### What the task asks
Locate each line with the string "true" in the listing below and copy it.

★ ★ ★ ★ ★ ★ ★

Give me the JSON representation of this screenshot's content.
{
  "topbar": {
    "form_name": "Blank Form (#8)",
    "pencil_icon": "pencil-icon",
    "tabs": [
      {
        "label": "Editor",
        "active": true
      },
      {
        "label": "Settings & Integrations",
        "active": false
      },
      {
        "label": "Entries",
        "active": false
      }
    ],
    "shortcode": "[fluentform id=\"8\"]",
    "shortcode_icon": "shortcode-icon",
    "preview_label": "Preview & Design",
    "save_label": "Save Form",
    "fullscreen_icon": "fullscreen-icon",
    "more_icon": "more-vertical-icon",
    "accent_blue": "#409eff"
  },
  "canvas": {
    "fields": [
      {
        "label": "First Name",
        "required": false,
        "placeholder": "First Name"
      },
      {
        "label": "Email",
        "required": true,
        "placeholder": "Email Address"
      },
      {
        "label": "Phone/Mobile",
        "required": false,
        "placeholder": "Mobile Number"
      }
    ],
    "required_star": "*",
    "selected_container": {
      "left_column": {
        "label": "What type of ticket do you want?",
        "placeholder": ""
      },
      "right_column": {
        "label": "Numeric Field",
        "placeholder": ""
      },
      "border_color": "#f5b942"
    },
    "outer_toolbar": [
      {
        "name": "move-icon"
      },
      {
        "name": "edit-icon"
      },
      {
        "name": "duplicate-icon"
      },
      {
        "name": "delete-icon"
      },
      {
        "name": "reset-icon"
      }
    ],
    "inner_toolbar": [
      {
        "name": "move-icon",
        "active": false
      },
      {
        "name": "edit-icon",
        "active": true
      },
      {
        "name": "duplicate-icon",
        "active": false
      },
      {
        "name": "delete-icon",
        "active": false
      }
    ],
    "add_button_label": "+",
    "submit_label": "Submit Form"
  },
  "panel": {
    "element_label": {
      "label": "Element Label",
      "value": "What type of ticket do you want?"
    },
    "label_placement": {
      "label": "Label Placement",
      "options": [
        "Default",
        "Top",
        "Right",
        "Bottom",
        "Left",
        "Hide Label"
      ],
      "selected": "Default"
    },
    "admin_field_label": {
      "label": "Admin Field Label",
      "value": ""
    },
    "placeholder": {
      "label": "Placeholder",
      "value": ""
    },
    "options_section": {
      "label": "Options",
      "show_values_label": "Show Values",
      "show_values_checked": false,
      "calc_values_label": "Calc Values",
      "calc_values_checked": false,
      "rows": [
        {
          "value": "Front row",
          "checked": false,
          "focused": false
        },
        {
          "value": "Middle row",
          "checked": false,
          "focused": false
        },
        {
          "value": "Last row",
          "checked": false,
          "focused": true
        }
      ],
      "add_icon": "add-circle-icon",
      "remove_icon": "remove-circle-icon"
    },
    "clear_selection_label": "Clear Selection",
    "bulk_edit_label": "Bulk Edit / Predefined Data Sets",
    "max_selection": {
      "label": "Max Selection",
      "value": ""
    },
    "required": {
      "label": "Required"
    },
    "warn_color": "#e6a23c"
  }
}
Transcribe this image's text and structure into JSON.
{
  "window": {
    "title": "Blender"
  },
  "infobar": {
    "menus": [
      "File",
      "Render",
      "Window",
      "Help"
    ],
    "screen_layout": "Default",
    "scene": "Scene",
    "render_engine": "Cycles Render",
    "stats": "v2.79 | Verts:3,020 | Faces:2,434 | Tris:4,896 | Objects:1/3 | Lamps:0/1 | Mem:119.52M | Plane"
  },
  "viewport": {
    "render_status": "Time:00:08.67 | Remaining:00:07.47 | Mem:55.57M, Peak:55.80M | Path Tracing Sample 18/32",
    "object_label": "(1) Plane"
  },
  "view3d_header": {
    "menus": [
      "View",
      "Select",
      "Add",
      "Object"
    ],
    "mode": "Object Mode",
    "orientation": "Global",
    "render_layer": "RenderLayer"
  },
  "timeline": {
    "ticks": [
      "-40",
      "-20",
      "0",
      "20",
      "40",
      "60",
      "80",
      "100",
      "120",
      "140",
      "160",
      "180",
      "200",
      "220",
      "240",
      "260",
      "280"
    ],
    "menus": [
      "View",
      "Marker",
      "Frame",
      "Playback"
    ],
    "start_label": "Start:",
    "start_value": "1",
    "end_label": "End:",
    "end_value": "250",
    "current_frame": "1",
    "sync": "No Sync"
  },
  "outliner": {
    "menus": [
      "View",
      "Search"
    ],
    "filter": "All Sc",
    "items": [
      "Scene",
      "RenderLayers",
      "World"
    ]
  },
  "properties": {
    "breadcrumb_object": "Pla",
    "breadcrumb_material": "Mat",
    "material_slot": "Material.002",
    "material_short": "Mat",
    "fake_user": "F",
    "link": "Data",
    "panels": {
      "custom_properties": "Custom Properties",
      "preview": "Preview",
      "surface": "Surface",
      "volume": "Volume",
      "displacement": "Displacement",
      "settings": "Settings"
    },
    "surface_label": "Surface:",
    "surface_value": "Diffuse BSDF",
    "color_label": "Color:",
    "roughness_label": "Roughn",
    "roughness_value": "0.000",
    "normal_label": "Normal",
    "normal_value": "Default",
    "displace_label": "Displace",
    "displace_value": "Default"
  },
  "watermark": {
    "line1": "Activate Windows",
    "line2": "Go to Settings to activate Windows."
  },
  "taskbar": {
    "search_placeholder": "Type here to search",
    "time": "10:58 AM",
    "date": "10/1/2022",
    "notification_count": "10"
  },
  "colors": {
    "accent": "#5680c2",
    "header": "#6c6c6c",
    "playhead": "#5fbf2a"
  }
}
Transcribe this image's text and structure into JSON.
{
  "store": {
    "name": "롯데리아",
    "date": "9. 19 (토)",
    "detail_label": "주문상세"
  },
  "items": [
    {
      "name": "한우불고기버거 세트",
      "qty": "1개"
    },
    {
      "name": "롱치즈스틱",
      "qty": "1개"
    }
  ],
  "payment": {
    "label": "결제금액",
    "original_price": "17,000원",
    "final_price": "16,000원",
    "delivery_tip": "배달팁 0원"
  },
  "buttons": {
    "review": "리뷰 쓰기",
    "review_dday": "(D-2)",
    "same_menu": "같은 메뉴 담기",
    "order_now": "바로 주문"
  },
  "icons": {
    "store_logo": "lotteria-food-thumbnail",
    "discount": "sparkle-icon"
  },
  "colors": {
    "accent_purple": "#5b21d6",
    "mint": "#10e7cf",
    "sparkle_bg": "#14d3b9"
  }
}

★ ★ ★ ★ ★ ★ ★

### Response below
        "active": true
        "required": true,
        "active": true
          "focused": true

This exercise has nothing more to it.